With no public notice, the Marine Corps last month conducted an Article 32 hearing for the lone officer charged in one of the most highly publicized incidents of wrongdoing by U.S. troops in Afghanistan: scout snipers urinating on dead Taliban fighters.
The incident, captured by the Marines themselves, created an international uproar, embarrassing the Corps’ senior leadership and prompting its top general to tour the service preaching the importance of ethical behavior and accountability. Seven Marines faced disciplinary action as a result of the video, and officials alerted the media about court proceedings in all but one case: that of Capt. James Clement.
Three of the six enlisted Marines received nonjudicial punishment; the others were referred to court-martial, and each case attracted ample media coverage.
The issue is that the Corps — if inadvertently — applied a different standard for Clement, raising questions as to whether he is receiving preferential treatment because he’s an officer.
The Marine Corps has a less-than-stellar track record when it comes to transparency and accountability, something the commandant is addressing in his ongoing endeavor to root out misbehavior in the ranks and call out leaders who fail to meet the standard. Full accountability must include holding all Marines to the same standards in legal proceedings, regardless of rank, and that would include open access to those proceedings. One solution: Create a centralized, publicly accessible online database listing all scheduled courts-martial across the service and synopses of their outcomes.

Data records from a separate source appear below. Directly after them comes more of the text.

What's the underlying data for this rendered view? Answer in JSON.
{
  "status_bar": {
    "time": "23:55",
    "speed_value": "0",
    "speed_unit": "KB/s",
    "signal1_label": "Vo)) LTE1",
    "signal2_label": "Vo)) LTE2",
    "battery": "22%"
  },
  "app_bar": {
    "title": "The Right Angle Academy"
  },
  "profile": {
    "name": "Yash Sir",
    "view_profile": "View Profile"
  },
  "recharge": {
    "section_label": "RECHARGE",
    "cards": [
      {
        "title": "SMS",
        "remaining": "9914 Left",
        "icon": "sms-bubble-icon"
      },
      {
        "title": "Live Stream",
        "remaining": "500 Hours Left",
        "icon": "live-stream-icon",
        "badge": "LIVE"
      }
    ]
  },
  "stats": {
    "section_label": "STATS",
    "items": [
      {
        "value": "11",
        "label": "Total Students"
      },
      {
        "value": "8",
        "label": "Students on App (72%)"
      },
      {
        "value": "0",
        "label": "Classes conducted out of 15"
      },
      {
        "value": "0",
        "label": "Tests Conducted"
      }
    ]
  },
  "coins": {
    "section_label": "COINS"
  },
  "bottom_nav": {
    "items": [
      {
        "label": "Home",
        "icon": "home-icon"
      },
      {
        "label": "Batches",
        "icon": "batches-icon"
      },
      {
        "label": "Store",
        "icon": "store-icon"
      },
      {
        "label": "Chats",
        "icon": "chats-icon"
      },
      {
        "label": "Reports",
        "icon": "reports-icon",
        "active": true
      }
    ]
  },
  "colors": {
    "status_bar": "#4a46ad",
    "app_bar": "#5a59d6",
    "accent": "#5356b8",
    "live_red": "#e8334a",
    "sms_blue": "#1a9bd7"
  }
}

The press is not always popular but it fills many important roles in covering the military. One is to ensure the institution acts in the best interest of rank-and-file personnel, and to demand accountability when it does not.